Problem description:
With no edits of any kind, print each record that follows.
Entries shown Start Marker
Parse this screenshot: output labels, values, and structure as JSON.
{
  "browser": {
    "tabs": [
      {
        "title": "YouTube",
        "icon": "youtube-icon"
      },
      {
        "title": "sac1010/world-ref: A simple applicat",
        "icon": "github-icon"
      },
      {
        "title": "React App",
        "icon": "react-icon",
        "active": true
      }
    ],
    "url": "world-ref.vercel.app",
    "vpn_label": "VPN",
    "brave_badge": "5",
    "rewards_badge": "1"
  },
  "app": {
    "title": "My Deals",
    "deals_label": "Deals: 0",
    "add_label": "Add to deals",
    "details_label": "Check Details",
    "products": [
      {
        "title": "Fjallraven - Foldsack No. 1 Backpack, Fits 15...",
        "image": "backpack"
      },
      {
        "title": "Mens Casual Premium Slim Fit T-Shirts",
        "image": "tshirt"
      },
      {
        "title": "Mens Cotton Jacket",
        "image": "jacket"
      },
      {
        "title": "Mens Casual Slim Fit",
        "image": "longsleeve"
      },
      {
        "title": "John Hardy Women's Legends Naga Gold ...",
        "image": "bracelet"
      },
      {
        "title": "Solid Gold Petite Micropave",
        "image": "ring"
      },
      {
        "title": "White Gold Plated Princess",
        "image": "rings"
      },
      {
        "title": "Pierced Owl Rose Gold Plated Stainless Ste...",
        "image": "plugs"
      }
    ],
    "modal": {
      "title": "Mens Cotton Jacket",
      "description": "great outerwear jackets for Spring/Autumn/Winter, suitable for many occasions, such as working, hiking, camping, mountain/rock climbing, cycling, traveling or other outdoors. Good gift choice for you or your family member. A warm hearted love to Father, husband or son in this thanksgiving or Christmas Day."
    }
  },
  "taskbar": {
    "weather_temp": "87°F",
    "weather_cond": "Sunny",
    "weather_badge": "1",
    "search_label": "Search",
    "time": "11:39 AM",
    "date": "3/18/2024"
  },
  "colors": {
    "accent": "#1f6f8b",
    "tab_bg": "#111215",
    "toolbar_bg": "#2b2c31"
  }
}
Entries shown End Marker
Exercise solution:
Parse this screenshot: output labels, values, and structure as JSON.
{
  "browser": {
    "tabs": [
      {
        "title": "YouTube",
        "icon": "youtube-icon"
      },
      {
        "title": "sac1010/world-ref: A simple applicat",
        "icon": "github-icon"
      },
      {
        "title": "React App",
        "icon": "react-icon",
        "active": true
      }
    ],
    "url": "world-ref.vercel.app",
    "vpn_label": "VPN",
    "brave_badge": "5",
    "rewards_badge": "1"
  },
  "app": {
    "title": "My Deals",
    "deals_label": "Deals: 0",
    "add_label": "Add to deals",
    "details_label": "Check Details",
    "products": [
      {
        "title": "Fjallraven - Foldsack No. 1 Backpack, Fits 15...",
        "image": "backpack"
      },
      {
        "title": "Mens Casual Premium Slim Fit T-Shirts",
        "image": "tshirt"
      },
      {
        "title": "Mens Cotton Jacket",
        "image": "jacket"
      },
      {
        "title": "Mens Casual Slim Fit",
        "image": "longsleeve"
      },
      {
        "title": "John Hardy Women's Legends Naga Gold ...",
        "image": "bracelet"
      },
      {
        "title": "Solid Gold Petite Micropave",
        "image": "ring"
      },
      {
        "title": "White Gold Plated Princess",
        "image": "rings"
      },
      {
        "title": "Pierced Owl Rose Gold Plated Stainless Ste...",
        "image": "plugs"
      }
    ],
    "modal": {
      "title": "Mens Cotton Jacket",
      "description": "great outerwear jackets for Spring/Autumn/Winter, suitable for many occasions, such as working, hiking, camping, mountain/rock climbing, cycling, traveling or other outdoors. Good gift choice for you or your family member. A warm hearted love to Father, husband or son in this thanksgiving or Christmas Day."
    }
  },
  "taskbar": {
    "weather_temp": "87°F",
    "weather_cond": "Sunny",
    "weather_badge": "1",
    "search_label": "Search",
    "time": "11:39 AM",
    "date": "3/18/2024"
  },
  "colors": {
    "accent": "#1f6f8b",
    "tab_bg": "#111215",
    "toolbar_bg": "#2b2c31"
  }
}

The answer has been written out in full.